5. The plan for the drive home involved three people, Jean's car, and the big truck. The theory was to rotate drivers (Steve Cole taking every third shift in each vehicle). As it worked out, Steve C simply could not handle the big fully loaded truck, leaving Steve P to drive the entire route by himself. Jean would not allow anyone else to drive her car. This required heroic 12-hour days of driving, far beyond what anyone should be asked to do. (Steve C got demoted to being Jean's radio operator and in-flight stewardess. He was bored out of his mind.) The other choice would have been to stop for long breaks and take an extra day to get home. It's arguable that we should have taken the extra day in the name of safety.

6. We debated endlessly whether we should have done the operation in July. It would have been hotter, but we would have been over the injuries and would not have had the Origins pressure. That said, however, Jean's personal safety and psychological health was the top priority. The ex-boyfriend had announced plans that would have reduced Jean to a virtual slave. Jean had, by February, fixated on the idea that "May 2nd and I'm out of here!" and it would have crushed her to be told to wait two more months.

7. Leanna played a key role in the mission, even though she stayed home. She had to keep the office open, but she also had to get Jean's apartment rented and get the stuff Jean had sent ahead moved over there. Leanna had the guest room in her house ready for Jean and graciously invited Jean to stay over two weeks while getting her apartment (into which the over-full truck was emptied all too hastily) in livable condition.

8. There was one "Seinfeld moment" in the operation. Jean assumed that Steve C (who packed most of the boxes) knew to label each box as to what was in it (or at least what room it came out of). Steve C (me), having received no instructions to label the boxes, did not do so. This meant that Jean had over two hundred boxes stacked randomly in her new apartment without any idea what was in each one. Worst of all, the bolts that held her (disassembled) bed together were in a plastic kitchen container inside an unmarked box inside another unmarked box. While Steve C remembered what the box looked like, nobody had told Jean or Steve C that the box in question had been placed inside another much larger box. So, after Jean futilely opened every box of the type described without finding the bolts (and resigned herself to sleeping on the floor) she accidentally found the bolts in a random box she opened two weeks after moving.

9. During the drive to Texas, we kept the vehicles in contact by using the two-way radios we bought for Origins years ago.

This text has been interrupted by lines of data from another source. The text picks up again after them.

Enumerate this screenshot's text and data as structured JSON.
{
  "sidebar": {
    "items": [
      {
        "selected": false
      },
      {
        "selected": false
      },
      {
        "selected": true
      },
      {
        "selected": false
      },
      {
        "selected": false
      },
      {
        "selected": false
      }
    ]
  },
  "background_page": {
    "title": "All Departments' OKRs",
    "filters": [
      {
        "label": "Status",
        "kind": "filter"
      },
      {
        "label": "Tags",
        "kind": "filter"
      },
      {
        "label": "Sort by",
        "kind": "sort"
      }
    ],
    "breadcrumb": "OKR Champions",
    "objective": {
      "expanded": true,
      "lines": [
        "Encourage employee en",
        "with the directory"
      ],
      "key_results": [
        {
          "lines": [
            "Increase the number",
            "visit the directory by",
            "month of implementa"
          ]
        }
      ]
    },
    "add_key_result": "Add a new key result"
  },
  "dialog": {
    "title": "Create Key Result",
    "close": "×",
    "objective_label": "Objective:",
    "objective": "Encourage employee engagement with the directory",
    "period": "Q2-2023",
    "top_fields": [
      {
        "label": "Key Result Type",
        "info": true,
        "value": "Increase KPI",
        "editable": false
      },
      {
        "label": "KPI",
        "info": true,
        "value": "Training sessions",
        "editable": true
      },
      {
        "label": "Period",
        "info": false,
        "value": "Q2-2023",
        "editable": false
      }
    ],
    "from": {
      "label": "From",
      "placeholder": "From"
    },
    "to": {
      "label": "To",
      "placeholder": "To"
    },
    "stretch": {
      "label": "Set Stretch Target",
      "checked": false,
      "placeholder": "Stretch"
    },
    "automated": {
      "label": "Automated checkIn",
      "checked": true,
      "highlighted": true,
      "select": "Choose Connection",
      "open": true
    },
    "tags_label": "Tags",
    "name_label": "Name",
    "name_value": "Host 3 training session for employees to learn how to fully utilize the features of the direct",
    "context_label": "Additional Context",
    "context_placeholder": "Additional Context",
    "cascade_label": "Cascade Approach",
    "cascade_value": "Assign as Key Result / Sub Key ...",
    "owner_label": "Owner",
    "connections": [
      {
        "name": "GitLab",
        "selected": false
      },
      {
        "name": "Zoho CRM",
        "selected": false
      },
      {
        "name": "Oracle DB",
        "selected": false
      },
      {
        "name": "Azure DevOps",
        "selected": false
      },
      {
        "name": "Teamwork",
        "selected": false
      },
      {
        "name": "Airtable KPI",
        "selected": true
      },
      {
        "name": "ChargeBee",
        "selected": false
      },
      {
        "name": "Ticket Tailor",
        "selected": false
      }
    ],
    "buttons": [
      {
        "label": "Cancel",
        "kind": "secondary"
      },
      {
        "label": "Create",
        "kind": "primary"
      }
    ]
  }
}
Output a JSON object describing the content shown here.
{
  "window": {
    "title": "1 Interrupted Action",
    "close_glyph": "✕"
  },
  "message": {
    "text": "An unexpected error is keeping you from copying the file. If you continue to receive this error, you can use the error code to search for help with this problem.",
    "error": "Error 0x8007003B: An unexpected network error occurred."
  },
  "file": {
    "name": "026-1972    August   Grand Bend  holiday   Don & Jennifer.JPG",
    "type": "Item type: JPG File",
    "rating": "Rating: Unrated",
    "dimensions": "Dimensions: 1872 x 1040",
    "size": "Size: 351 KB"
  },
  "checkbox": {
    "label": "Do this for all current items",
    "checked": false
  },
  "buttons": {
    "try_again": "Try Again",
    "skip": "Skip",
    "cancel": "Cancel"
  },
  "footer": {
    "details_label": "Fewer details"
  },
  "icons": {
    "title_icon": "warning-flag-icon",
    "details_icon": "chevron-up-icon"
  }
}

Yes, it seems silly to use radios when cell phones have been invented, but it can be tricky to dial and answer a cell phone while driving a very large truck, and the radios meant that the people in the car could talk to the guy in the truck without such bother. This was critically important during the one hour when Steve C drove the truck, as he couldn't see out of it very well and didn't realize that he was driving with the right side tires on the shoulder. Jean was horrified to find that she had been assigned the radio call sign "Swamp Rat" but then decided that she really did like it.

10. In the end, a lot of things went horribly wrong, but did not affect the success of the trip. The car Leanna rented for the one-way drive east turned out to be far smaller than she thought, and the Steves had to leave home 80% of the packing supplies they had prepared for the trip. (By dumb luck, the things they did bring -- tape and bubble wrap -- were the things in the shortest supply.) It started raining before the end of the first day and rained continually until the afternoon of the last day, with the only break in the weather coming on the day we loaded the stuff out of the house. Pre-arranged helpers backed out at the last minute, but were quickly replaced from Jean's expansive circle of friends. In the end, luck was with us, and the ex-boyfriend did not even suspect what was going on until we were out of state, and somehow Jean and Steve P managed to drive 26 hours (22 of them in two days) without falling asleep or having an accident. I strongly suspect that angels were watching out for all three of us.